Lars Horntveth is one of the many members of the group Jaga Jazzist, but from the sound of his debut album Pooka, it seems like he might be the one doing a good portion of the writing and arranging. In fact, this release plays out much like a Jaga Jazzist recording, with a great mixture of both programmed electronics and real instrumentation, including a rather lush amount of horns, woodwinds, and strings.
Now that I've mentioned Horntveth's group ensemble project about 5 times in the first paragraph, I'll try to steer clear of them for a bit and simply say that this is some very nicely created music from an up-and-coming artist. The album-titled "Pooka" opens the disc with quick stabs of strings that blend in over squiggly electronics before warm clarinet layers in as well. Eventually, the whole track sweeps up into a more dense, yet never overwhelming composition. "The Joker" opens with a strum of jangly guitar, but soon gives way to saxophone and clicky programmed beats. The track is one of the more songlike tracks on the release in terms of composition, yet still doesn't hold to any preset notions, bursting forth with more attacking strings towards the end.

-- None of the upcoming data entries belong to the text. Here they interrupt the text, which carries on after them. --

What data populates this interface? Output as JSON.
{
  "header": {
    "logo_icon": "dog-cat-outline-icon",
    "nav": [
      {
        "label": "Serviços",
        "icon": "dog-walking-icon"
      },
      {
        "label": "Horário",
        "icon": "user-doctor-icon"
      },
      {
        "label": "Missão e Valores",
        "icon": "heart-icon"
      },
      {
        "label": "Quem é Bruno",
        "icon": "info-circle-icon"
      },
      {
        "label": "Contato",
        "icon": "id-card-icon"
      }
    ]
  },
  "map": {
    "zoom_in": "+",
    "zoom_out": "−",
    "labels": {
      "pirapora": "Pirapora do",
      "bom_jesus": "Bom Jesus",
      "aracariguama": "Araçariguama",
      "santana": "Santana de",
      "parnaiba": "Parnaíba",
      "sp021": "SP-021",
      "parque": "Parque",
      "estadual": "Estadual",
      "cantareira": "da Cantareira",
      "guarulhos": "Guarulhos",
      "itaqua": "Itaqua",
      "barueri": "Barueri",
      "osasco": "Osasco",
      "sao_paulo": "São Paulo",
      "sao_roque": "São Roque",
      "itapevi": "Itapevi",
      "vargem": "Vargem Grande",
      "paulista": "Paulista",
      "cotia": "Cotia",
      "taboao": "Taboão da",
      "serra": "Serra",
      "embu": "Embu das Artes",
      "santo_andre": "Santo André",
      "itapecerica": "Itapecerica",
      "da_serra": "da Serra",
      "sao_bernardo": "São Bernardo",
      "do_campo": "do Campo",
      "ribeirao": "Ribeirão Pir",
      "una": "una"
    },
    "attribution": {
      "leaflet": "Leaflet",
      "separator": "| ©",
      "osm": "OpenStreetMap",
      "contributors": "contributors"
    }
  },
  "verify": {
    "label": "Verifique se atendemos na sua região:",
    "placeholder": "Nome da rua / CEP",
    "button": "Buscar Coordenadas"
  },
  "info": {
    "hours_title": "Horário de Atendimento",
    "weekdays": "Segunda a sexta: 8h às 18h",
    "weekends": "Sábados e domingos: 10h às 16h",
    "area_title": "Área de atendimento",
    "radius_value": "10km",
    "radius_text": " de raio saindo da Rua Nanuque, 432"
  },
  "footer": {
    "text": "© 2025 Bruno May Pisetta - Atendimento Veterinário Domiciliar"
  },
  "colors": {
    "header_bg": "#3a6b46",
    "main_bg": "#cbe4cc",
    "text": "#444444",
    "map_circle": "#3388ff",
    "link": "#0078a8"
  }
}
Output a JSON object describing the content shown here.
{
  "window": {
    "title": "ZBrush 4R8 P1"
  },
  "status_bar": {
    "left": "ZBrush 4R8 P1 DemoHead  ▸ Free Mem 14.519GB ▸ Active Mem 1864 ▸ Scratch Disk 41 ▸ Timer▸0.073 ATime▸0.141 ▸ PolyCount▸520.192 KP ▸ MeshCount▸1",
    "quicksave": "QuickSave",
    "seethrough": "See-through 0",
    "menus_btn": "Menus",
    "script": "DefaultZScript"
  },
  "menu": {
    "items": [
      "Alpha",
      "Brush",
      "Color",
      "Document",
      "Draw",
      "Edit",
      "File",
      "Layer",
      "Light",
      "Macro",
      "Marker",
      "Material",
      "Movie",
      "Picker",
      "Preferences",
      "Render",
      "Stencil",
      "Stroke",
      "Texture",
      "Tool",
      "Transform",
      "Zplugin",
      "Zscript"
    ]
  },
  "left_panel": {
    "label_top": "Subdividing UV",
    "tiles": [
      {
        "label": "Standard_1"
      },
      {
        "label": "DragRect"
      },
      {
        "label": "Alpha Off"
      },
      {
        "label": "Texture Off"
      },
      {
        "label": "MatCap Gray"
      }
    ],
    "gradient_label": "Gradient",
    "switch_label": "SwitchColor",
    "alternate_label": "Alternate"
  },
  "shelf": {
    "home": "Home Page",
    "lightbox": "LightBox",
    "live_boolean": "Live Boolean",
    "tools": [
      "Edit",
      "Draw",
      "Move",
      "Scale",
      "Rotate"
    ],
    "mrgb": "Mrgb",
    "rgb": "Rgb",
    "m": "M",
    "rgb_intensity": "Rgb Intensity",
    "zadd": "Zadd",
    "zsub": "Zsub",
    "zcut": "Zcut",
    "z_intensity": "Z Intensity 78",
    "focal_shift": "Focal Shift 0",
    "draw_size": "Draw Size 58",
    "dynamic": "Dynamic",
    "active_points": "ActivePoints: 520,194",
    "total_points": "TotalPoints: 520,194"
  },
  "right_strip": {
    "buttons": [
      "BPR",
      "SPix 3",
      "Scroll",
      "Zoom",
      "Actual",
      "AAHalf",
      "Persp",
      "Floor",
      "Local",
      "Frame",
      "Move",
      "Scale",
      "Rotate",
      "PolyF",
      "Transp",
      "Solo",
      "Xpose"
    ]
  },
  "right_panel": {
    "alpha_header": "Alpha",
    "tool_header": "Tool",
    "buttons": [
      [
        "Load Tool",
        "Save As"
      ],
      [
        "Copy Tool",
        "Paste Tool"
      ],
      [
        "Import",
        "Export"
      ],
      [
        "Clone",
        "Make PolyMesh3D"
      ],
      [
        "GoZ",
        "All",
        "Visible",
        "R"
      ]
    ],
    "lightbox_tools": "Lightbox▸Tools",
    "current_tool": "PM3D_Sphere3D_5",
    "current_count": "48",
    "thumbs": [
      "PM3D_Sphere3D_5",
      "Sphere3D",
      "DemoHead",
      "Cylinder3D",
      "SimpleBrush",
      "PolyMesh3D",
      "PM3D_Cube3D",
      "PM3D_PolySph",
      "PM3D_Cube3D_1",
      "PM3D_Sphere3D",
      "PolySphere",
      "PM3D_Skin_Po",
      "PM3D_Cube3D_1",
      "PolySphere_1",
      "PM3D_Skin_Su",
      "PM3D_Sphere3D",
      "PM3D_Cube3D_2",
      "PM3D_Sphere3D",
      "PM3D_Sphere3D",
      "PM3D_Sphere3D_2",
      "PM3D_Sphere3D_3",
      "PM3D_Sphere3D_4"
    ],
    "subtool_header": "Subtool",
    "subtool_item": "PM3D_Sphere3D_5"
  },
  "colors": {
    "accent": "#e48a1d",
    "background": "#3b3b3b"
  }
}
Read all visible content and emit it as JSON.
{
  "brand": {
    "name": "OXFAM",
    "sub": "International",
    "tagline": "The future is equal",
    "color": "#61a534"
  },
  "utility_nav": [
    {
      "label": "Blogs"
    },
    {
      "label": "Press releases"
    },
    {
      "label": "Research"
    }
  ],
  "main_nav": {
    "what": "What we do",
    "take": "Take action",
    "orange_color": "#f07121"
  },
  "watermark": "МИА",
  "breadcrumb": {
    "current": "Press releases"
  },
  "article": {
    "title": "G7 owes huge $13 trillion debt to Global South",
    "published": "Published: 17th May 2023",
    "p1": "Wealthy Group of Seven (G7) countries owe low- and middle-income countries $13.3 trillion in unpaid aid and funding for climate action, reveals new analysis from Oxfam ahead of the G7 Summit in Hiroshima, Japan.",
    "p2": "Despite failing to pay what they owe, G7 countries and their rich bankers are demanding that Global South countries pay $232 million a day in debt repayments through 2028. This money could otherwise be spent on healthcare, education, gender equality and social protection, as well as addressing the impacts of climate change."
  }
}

Sometimes the more classical-sounding instrumentation gets so dramatic that the release feels more like some sort of film score. On "Tics," clarinet again blends with skittering programming and lush strings before the strings strike out on their own, straining louder and louder while dramatic bass notes give it almost an updated Isaac Hayes feel. As with the releases by Jaga Jazzist, Pooka is both immaculately produced and performed. At times, things feel almost a little too in place, but Horntveth also shows he can completely let loose as on the stuttering, cut-up two-minutes of "1. Lesson In Violin." All in all, Pooka is a solid debut from yet another wildly-talented Scandanavian artist who is doing something slightly different.